— What you will do —
Your task is to copy every line of the records below that contains "outline".

— Data for processing —
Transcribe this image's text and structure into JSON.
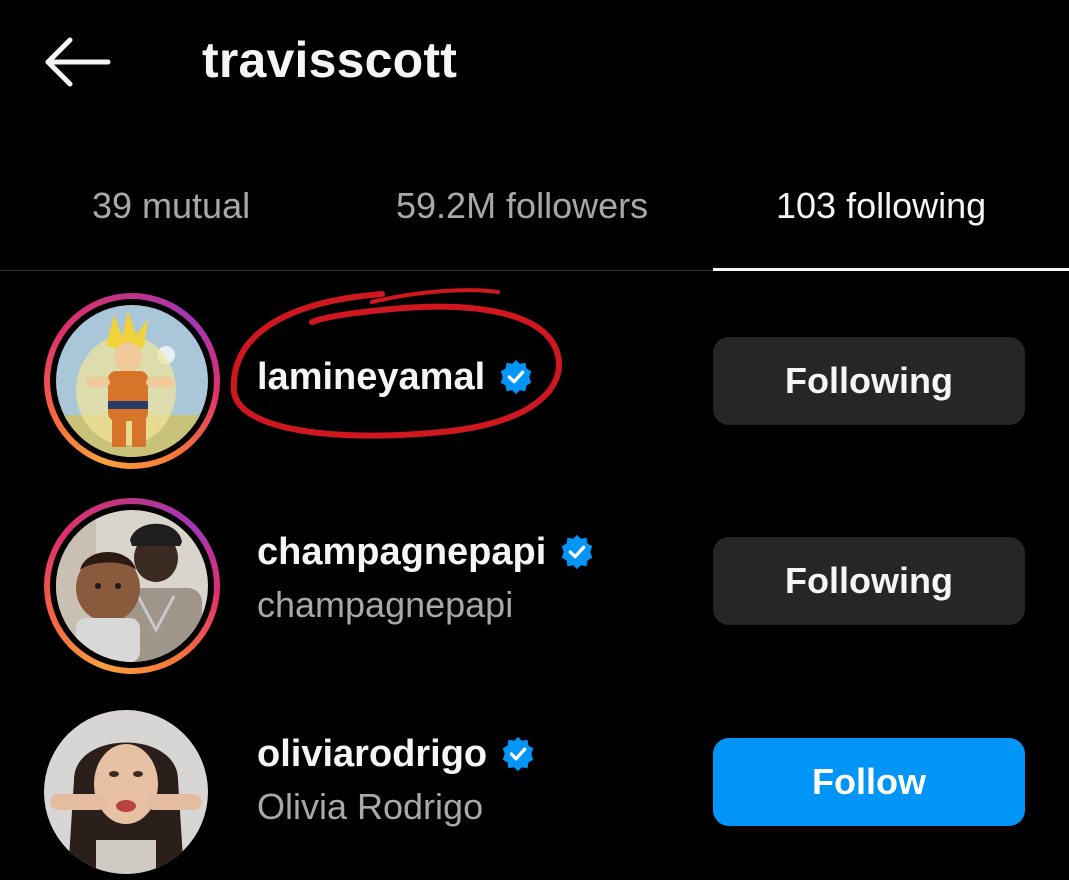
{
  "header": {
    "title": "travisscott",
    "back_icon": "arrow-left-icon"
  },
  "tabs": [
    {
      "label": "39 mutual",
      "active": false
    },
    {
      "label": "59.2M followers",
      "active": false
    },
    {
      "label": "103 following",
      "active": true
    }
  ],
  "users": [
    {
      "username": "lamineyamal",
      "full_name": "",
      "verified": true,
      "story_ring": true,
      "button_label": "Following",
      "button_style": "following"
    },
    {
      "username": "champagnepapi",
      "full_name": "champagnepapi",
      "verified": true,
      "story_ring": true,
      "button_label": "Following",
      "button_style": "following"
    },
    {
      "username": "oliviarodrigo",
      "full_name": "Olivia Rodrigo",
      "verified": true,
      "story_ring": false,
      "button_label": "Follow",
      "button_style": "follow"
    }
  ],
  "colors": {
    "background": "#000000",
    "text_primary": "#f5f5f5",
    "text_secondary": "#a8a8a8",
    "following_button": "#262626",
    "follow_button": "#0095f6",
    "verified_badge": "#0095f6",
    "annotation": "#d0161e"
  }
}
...
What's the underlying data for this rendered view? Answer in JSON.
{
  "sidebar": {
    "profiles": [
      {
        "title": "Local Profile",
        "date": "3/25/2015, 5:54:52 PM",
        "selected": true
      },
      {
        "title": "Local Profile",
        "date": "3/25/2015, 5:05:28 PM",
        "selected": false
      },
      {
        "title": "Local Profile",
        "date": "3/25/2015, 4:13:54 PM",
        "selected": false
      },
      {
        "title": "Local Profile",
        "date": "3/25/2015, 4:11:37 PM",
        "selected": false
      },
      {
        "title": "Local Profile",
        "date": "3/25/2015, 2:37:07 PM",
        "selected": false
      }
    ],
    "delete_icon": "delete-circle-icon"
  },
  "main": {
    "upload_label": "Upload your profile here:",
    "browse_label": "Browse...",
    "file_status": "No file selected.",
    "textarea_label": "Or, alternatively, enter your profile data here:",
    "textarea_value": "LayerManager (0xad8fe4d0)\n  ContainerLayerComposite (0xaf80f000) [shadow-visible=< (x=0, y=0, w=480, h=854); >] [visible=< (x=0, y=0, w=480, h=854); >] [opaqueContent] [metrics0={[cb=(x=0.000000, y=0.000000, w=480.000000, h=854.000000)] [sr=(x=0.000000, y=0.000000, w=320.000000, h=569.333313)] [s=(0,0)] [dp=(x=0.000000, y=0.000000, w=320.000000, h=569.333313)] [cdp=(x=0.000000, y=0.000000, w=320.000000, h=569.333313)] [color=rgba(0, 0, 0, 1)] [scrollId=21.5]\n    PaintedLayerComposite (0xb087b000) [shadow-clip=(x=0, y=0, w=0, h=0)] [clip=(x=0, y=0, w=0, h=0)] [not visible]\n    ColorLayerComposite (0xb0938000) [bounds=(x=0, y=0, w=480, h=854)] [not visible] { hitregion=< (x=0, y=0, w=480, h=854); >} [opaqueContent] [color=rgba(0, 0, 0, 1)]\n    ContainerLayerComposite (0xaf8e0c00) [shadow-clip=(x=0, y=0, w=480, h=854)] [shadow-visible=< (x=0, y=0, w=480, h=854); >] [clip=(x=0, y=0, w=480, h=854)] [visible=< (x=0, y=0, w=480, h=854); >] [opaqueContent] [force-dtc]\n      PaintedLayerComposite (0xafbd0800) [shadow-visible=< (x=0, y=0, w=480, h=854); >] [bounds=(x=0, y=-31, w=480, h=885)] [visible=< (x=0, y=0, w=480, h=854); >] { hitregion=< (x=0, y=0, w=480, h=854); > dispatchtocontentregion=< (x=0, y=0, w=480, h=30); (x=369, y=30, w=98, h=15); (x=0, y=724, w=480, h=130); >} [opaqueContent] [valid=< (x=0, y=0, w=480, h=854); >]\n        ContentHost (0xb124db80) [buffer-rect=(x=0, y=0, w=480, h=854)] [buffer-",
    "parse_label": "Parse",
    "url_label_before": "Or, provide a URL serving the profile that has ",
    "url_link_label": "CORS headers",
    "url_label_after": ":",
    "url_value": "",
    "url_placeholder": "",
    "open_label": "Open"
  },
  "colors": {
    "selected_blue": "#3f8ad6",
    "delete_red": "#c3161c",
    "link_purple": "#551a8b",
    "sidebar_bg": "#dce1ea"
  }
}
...
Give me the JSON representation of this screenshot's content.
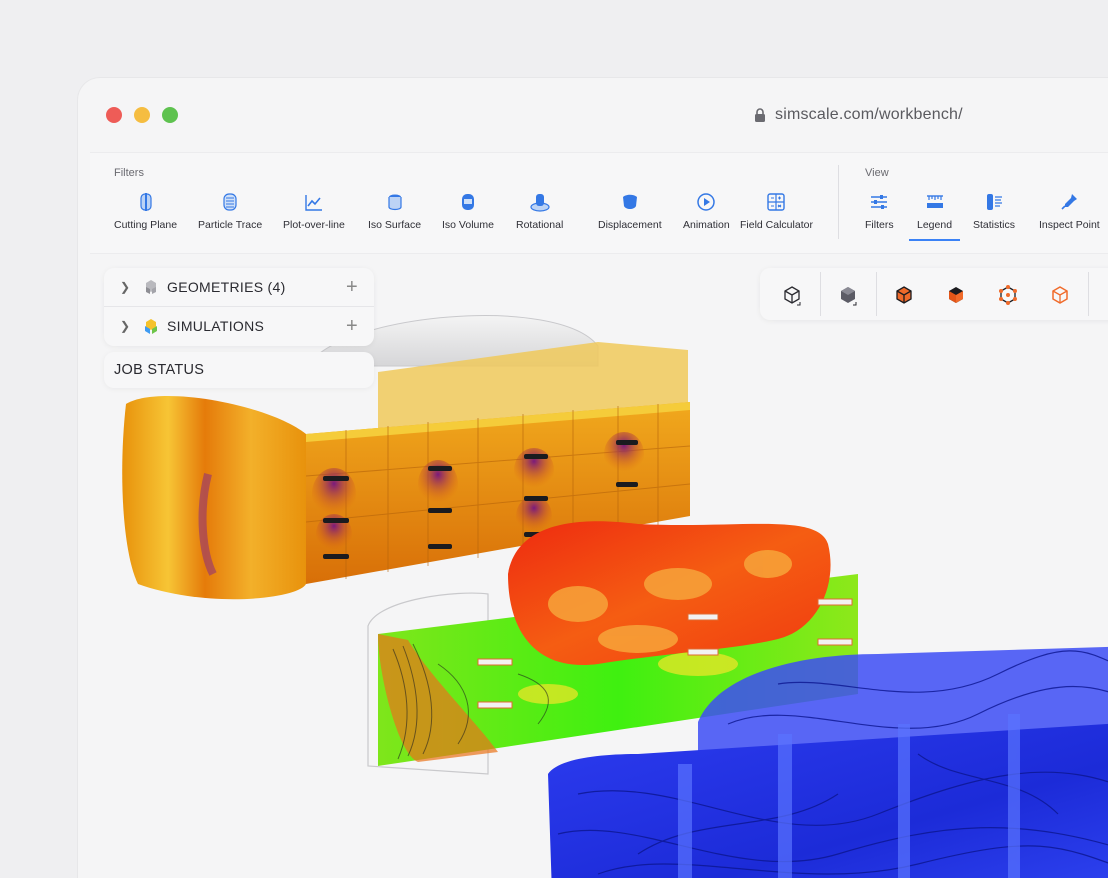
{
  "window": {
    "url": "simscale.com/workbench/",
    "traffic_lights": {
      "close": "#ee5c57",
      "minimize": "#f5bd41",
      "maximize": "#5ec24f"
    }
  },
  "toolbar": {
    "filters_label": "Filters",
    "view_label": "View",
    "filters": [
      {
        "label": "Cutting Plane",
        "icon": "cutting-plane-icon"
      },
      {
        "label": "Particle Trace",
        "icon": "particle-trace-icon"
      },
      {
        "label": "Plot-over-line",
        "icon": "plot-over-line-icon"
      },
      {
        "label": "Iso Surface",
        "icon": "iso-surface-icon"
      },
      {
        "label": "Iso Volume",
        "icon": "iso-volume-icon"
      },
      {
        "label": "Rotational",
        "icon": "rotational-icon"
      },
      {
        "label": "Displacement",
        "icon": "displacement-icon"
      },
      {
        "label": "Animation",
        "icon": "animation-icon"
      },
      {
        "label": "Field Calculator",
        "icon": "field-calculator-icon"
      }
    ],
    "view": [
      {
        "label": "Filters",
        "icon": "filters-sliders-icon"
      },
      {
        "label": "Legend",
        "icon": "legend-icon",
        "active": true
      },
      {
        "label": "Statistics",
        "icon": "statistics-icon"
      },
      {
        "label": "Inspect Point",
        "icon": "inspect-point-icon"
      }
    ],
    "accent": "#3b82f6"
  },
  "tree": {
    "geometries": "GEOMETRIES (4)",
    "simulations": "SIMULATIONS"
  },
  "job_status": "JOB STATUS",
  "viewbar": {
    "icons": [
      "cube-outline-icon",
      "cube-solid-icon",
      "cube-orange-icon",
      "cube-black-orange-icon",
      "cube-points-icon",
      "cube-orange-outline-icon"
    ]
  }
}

— Your solution —
      "cube-outline-icon",
      "cube-orange-outline-icon"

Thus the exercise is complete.